FOLKS IN the volunteer crowd know fresh blood when they see it. When Laura Townsend inquired several months ago about, you know, maybe helping out a little bit, the honchos of the Maritime Republic of Eastport wasted little time bringing her on board. In fact, they installed her as "deputy minister of propaganda" and declared her the chairwoman for MRE's "Independence Weekend," taking place Friday and Saturday. The Maritime Republic of Eastport was founded in 1997 as a means to boost commerce for Eastport businesses affected by an impending repair-work closure of the Spa Creek Bridge connecting the Eastport peninsula with downtown Annapolis.
NEWS
By Douglas Lamborne and Douglas Lamborne,SPECIAL TO THE SUN | September 27, 1999

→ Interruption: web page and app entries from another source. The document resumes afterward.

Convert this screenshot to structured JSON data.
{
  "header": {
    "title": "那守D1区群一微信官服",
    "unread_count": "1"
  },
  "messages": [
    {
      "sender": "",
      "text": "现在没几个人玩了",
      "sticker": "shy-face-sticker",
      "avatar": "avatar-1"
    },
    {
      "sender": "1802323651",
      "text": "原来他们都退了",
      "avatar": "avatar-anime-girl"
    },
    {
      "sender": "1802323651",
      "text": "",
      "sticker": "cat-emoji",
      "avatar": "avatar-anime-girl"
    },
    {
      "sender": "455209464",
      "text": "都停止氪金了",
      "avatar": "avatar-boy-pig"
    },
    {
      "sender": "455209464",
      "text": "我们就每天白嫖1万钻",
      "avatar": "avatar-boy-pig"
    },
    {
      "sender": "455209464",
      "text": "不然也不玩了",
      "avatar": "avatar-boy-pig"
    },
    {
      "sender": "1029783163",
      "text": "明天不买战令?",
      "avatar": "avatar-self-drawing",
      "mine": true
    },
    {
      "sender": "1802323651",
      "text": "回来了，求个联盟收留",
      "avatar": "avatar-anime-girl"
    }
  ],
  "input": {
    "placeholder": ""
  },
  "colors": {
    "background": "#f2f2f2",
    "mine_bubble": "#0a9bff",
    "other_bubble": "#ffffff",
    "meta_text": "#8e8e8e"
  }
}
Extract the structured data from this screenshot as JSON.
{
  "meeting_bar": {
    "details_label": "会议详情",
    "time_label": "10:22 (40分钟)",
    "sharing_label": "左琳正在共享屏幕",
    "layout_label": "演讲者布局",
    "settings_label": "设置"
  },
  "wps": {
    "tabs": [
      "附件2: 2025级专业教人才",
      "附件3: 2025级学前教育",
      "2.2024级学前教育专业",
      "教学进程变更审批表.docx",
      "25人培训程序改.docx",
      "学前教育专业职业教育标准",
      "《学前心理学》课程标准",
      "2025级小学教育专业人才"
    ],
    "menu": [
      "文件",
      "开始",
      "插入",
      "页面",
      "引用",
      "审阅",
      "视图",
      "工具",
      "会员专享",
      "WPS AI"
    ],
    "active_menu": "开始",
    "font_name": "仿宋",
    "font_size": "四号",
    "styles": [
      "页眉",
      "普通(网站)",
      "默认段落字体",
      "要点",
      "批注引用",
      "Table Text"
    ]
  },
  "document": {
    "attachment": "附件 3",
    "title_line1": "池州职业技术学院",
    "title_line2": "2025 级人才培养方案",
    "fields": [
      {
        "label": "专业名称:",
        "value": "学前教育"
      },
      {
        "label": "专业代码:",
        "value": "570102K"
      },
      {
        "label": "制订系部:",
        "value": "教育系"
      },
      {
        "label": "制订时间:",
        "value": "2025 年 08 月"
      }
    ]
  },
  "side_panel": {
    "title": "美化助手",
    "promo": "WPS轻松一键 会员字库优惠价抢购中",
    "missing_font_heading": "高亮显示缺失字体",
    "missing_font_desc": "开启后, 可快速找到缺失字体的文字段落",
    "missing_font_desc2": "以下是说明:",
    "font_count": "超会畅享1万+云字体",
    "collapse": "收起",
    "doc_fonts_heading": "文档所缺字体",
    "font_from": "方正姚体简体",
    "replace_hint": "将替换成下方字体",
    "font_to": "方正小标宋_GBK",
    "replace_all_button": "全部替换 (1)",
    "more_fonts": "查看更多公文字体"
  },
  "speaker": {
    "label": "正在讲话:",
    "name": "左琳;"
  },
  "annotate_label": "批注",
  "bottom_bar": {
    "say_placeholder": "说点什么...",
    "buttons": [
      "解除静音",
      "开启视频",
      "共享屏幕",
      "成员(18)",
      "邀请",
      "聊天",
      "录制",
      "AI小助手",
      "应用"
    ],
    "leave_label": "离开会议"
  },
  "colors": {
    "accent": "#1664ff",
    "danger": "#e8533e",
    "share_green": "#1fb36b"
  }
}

WHEN ARTIST Cindy Fletcher-Holden goes to her regular job, she brings paint by the thimbleful. "I measure it in tablespoons," she explained.Working sometimes upside-down over a transom, she paints names on boats. Lots of boats, maybe 300 a season.She has switched gears, though, and just started her most prodigious job, not with tablespoons, but with 50 gallons of paint, creating a maritime mural on a blank, 17-by-90-foot wall.It's going up on the Hopkins Furniture warehouse at Fourth and Chesapeake, a site that's been called an eyesore for years.
NEWS
By Keisha Stewart and Keisha Stewart,CAPITAL NEWS SERVICE | February 15, 1998
The Maritime Republic of Eastport "rejoined" Annapolis on Friday, ending its unofficial secession from the city with a ribbon-cutting ceremony on the bridge that links the communities.The revolt lasted the three weeks it took the State Highway Administration to repair the Spa Creek Bridge.Leon Wolfe, "prime minister" of the Maritime Republic of Eastport, marched up his side of the bridge at noon wearing a Napoleonesque admiral's jacket with medals.He was accompanied by a delegation of Eastport dignitaries.
NEWS
By Laura Sullivan and Laura Sullivan,SUN STAFF | January 26, 1998
On the edge of the city dock in downtown Annapolis yesterday, while pausing momentarily from a walk near the water, Annapolis resident Eilis Cancel shaded her eyes to read the banner of a plane flying overhead."
NEWS
By PHOTOS BY NANINE HARTZENBUSCH and PHOTOS BY NANINE HARTZENBUSCH,SUN PHOTOGRAPHER | November 2, 2005
The Maritime Republic of Eastport took on its oppressor, Annapolis, during the eighth annual "Slaughter Across the Water" tug of war Saturday, using a 1,824-foot rope over Spa Creek. The members of the would-be nation (residents of Annapolis' Eastport area) were no match for the other residents of the capital, losing 0-5.
NEWS
By Laura Sullivan and Laura Sullivan,SUN STAFF | January 26, 1998
On the edge of the city dock in downtown Annapolis yesterday, while pausing momentarily from a walk near the water, Annapolis resident Eilis Cancel shaded her eyes to read the banner of a plane flying overhead."
Baltimore Sun Articles
|
|
|
Please note the green-lined linked article text has been applied commercially without any involvement from our newsroom editors, reporters or any other editorial staff.